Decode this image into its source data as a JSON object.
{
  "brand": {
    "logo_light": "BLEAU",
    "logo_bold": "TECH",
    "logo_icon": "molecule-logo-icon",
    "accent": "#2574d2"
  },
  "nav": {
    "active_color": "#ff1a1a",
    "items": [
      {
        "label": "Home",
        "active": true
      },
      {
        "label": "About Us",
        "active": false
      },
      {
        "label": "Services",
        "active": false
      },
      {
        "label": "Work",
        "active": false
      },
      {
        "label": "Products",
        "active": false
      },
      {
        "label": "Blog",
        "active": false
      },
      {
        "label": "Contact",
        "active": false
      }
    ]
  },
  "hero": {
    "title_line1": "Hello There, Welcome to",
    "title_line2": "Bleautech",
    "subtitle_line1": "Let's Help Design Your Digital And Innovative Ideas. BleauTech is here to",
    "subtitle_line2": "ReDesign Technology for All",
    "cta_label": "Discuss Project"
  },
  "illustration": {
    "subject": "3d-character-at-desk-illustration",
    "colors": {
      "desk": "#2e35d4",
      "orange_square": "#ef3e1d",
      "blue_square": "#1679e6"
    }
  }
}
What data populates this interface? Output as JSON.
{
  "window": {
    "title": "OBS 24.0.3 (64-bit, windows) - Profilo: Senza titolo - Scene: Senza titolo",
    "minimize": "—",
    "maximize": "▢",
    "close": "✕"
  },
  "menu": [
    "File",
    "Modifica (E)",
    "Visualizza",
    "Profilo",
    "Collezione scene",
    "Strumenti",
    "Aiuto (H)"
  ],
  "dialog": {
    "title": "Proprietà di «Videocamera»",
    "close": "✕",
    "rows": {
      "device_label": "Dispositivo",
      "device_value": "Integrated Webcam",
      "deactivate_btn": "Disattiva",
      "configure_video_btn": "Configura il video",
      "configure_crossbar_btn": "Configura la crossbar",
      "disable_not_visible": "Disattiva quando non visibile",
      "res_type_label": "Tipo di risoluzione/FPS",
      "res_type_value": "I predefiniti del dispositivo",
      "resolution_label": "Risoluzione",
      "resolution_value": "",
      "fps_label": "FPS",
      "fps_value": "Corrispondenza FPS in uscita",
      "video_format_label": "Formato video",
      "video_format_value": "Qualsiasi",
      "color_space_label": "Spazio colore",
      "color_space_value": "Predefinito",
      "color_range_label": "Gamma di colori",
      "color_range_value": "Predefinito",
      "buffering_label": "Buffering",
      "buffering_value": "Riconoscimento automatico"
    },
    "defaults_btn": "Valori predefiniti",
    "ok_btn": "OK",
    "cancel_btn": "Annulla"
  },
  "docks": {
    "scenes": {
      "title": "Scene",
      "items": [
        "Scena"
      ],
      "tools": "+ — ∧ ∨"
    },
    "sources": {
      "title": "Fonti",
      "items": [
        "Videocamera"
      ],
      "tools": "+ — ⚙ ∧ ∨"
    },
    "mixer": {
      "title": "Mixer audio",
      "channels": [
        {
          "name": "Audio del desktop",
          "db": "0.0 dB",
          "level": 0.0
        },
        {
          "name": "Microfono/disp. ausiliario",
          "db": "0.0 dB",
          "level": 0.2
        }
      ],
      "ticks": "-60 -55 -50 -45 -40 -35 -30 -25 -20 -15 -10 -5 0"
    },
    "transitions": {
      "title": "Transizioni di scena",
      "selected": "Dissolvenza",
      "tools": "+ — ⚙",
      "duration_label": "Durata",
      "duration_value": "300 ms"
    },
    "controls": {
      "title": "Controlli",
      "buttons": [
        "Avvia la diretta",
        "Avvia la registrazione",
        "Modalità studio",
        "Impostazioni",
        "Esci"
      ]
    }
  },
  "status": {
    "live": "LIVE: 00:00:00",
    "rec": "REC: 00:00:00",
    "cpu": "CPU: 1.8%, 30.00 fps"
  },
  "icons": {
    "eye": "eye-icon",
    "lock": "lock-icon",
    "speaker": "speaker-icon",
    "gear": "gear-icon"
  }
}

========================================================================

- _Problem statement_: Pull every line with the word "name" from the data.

- _Response to this task_:
          "name": "Audio del desktop",
          "name": "Microfono/disp. ausiliario",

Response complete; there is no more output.